Many of those candidates have warned their leadership not to expect them around much with the Iowa caucuses just a month away. Senate Majority Whip Richard J. Durbin (D., Ill.) said he did not expect to see the candidates during Senate debates but hoped to schedule votes that allow them time to return to Washington.

The alternative minimum tax (AMT) bill is already dangerously overdue. Without it, a parallel tax system enacted in 1969 to ensure that 155 super-wealthy families would pay at least some income taxes would reach as many as 23 million more families this year, mainly those with upper-middle incomes.

But Democrats have been stymied by their own pledge to pay for the AMT fix and any other measure that increases the deficit with offsetting tax increases or spending cuts. Those offsets are running into opposition in the Senate from Republicans and some Democrats.

The IRS's independent oversight board last week voiced "grave concerns about the serious risks to the 2008 filing season" posed by Congress' delay on the AMT.

But the tax bill is not even on the Senate's calendar for this week.
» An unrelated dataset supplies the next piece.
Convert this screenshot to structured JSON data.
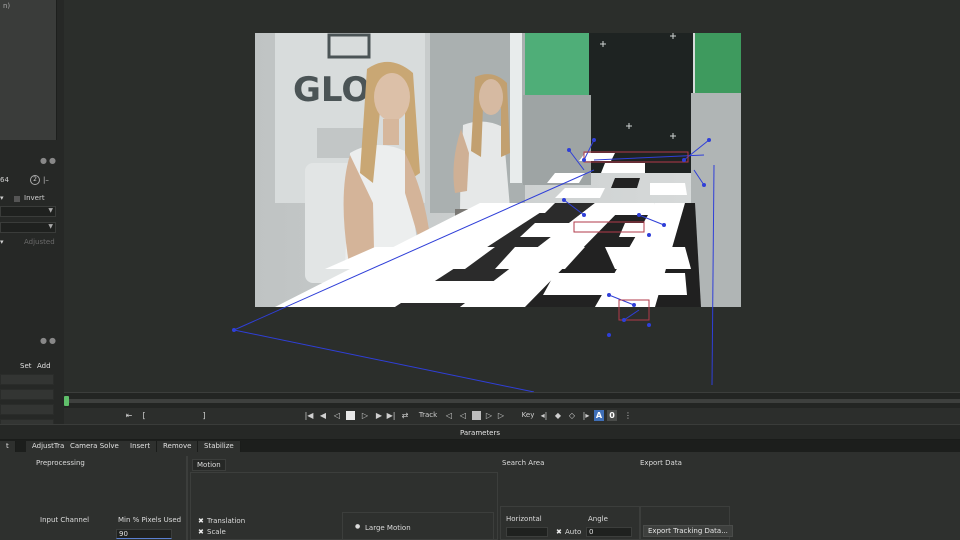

Instead, Reid would like to wrap up work on the farm bill, then tackle warrantless wiretapping.

The House this week hopes to finish an energy bill that would raise auto fuel-economy standards for the first time in 32 years, then hand it off to the Senate for final passage the following week.

With the presidential campaign in full swing, how the Senate will handle any moderately controversial legislation is a mystery - even to Democratic leaders.

"As the Democratic whip, I'm making a list and checking it twice," Durbin said.

In the Senate, where schedules are famously unreliable, leaders must jump at any opportunity to hold final votes. On Nov. 8, at 11 p.m., when a window opened suddenly to confirm Michael B. Mukasey as attorney general, not one of the five presidential candidates was on hand to vote.

Earlier that day, all five missed the first veto override of the Bush presidency, when Congress salvaged a water-projects law. And only Biden was on hand the week before for final passage of a bill expanding the State Children's Health Insurance Program.

Durbin noted that the Democratic candidates hopped a red-eye flight after their Nov. 15 debate in Nevada to make a 9 a.m. vote on Iraq war funding. Clinton then turned around and flew to the West Coast.